Stored data entries:
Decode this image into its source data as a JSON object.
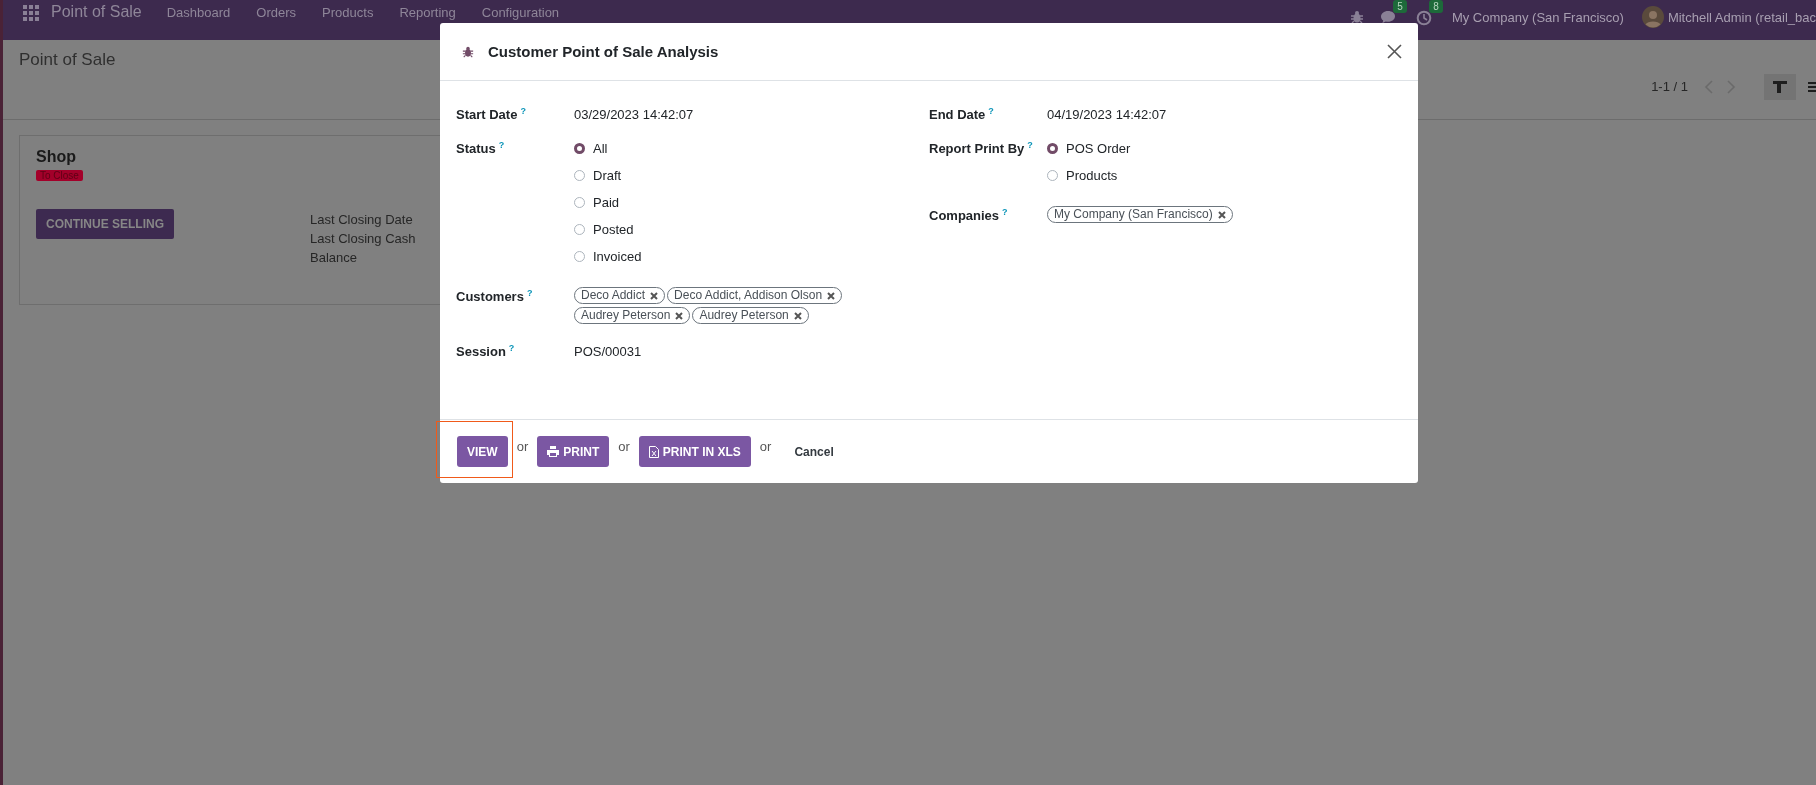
{
  "navbar": {
    "app_name": "Point of Sale",
    "menu": [
      "Dashboard",
      "Orders",
      "Products",
      "Reporting",
      "Configuration"
    ],
    "messages_count": "5",
    "activities_count": "8",
    "company": "My Company (San Francisco)",
    "user": "Mitchell Admin (retail_bac"
  },
  "page": {
    "breadcrumb": "Point of Sale",
    "pager": "1-1 / 1"
  },
  "card": {
    "title": "Shop",
    "badge": "To Close",
    "button": "CONTINUE SELLING",
    "info": [
      "Last Closing Date",
      "Last Closing Cash",
      "Balance"
    ]
  },
  "dialog": {
    "title": "Customer Point of Sale Analysis",
    "left": [
      {
        "kind": "text",
        "label": "Start Date",
        "help": "?",
        "value": "03/29/2023 14:42:07"
      },
      {
        "kind": "radio",
        "label": "Status",
        "help": "?",
        "options": [
          {
            "label": "All",
            "selected": true
          },
          {
            "label": "Draft",
            "selected": false
          },
          {
            "label": "Paid",
            "selected": false
          },
          {
            "label": "Posted",
            "selected": false
          },
          {
            "label": "Invoiced",
            "selected": false
          }
        ]
      },
      {
        "kind": "tags",
        "label": "Customers",
        "help": "?",
        "tags": [
          "Deco Addict",
          "Deco Addict, Addison Olson",
          "Audrey Peterson",
          "Audrey Peterson"
        ]
      },
      {
        "kind": "text",
        "label": "Session",
        "help": "?",
        "value": "POS/00031"
      }
    ],
    "right": [
      {
        "kind": "text",
        "label": "End Date",
        "help": "?",
        "value": "04/19/2023 14:42:07"
      },
      {
        "kind": "radio",
        "label": "Report Print By",
        "help": "?",
        "options": [
          {
            "label": "POS Order",
            "selected": true
          },
          {
            "label": "Products",
            "selected": false
          }
        ]
      },
      {
        "kind": "tags",
        "label": "Companies",
        "help": "?",
        "tags": [
          "My Company (San Francisco)"
        ]
      }
    ],
    "footer": [
      {
        "kind": "view",
        "label": "VIEW",
        "highlighted": true
      },
      {
        "kind": "separator",
        "label": "or"
      },
      {
        "kind": "print",
        "label": "PRINT",
        "highlighted": false
      },
      {
        "kind": "separator",
        "label": "or"
      },
      {
        "kind": "export",
        "label": "PRINT IN XLS",
        "highlighted": false
      },
      {
        "kind": "separator",
        "label": "or"
      },
      {
        "kind": "link",
        "label": "Cancel",
        "highlighted": false
      }
    ]
  }
}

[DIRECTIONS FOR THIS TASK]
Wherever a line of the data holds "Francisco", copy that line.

[ANSWER BOX]
    "company": "My Company (San Francisco)",
          "My Company (San Francisco)"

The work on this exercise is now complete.